Update: This story has been updated to include comments from Terrace COS about managing fish entrails and waste for residents and anglers down on the lower Kitimat River, as well.
Conservation Officers and Kitimat RCMP are urging residents to monitor animal attractants to keep bears out of the garbage after another bear had to be destroyed last week near Tweedsmuir Ave.
Zane Testawich of the Terrace Conservation Officer Service (COS) confirmed that a bear had to be dealt with after it was discovered in a Kitimat residence’s garbage last week.
The Kitimat RCMP attended the call and dealt with the dispatching of the bear, and Testawich said he issued a fine to the residents afterwards.
Testawich said this isn’t the first time they’ve had to deal with a bear in this way, nor is it the first time this year, either.
“Unfortunately it does happen and it has happened in the past, and it probably will continue to happen if people don’t secure their garbages,” Testawich said. “Some people have received what we call Dangerous Wildlife Protection Orders (DWPOs). That directs people that we come in contact with to secure all their attractants in an area not accessible to wildlife.”
READ MORE: We’re killing our bears
Testawich said the COS keeps track of all the people who have received a DWPO, and they will go back to the residences later to see if garbage has been cleaned up or not. If not, COS will keep returning and the residents will continue to receive fines up to $575 until it’s been managed.
We’re in fish and berry season in the spring and summer, and Testawich said the COS wants to remind people that they need to make sure fruit trees are picked clean, they need to take down bird feeders, and stop feeding of squirrels and other small animals, as food is already plentiful for animals in the warm months. The trees and feeders just encourage bears and other large animals to come onto people’s properties, which may result in COS having to deal with them.

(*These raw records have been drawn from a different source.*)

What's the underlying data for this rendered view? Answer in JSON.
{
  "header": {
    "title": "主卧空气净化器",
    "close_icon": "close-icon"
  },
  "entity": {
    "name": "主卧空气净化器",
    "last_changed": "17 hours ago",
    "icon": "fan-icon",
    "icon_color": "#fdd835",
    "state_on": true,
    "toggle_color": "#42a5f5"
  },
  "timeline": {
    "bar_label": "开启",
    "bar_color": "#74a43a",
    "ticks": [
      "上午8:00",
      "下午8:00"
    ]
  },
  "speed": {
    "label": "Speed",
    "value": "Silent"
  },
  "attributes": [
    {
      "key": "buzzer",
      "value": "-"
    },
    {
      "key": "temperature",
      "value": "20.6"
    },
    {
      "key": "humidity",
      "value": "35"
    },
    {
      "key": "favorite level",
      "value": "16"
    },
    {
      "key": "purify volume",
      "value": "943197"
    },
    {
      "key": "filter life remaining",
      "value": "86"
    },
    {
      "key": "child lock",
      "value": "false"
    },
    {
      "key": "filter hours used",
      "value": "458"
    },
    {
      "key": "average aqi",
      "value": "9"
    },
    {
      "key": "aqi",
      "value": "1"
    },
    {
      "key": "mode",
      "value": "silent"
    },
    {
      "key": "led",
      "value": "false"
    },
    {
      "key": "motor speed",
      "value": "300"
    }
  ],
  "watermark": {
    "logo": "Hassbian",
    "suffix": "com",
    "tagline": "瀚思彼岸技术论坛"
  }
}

Testawich also wanted to remind residents that the Report All Poachers and Polluters (RAPP) hotline takes all calls for bear sightings, and the calls help the COS manage specific areas, as well, especially if they end up receiving multiple calls about a specific area or sighting.
“We have a few different deterrent methods to get that bear out of the area before it gets into garbages,” Testawich said. “[But] if we don’t get those calls until after it’s posted on Facebook [or left wandering in residential areas]…then we can’t get that bear out before it has to be dispatched.”
Residents are encouraged to call every time they spot a bear in residential areas, as it helps COS and Kitimat RCMP work with people in the area to manage deterrents, as well as hopefully getting the animals out before they have to go to extreme measures.
The RAPP hotline number is 1-877-952-RAPP (7277), and residents can leave a message with specific details about a sighting at any hour of the day or night.
Recent sighting of grizzly bears on the lower Kitimat River also has Conservation Officers concerned that residents and anglers are not giving bears a respectful distance.
Sgt. Tracy Walbauer of the Terrace COS explained residents are actively searching for the bears to take pictures and anglers are not giving the bears adequate space so they can source food, as well.
Sgt. Walbauer explained that if you’re angling and have harvested fish, put them in your vehicle. Do not leave fish entrails on the riverbank and be prepared to leave your spot quickly if a bear approaches. Sgt. Walbauer further said that bears rely on these areas to survive and if anglers are not providing a respectful distance then further steps may be taken, including restricting angler access.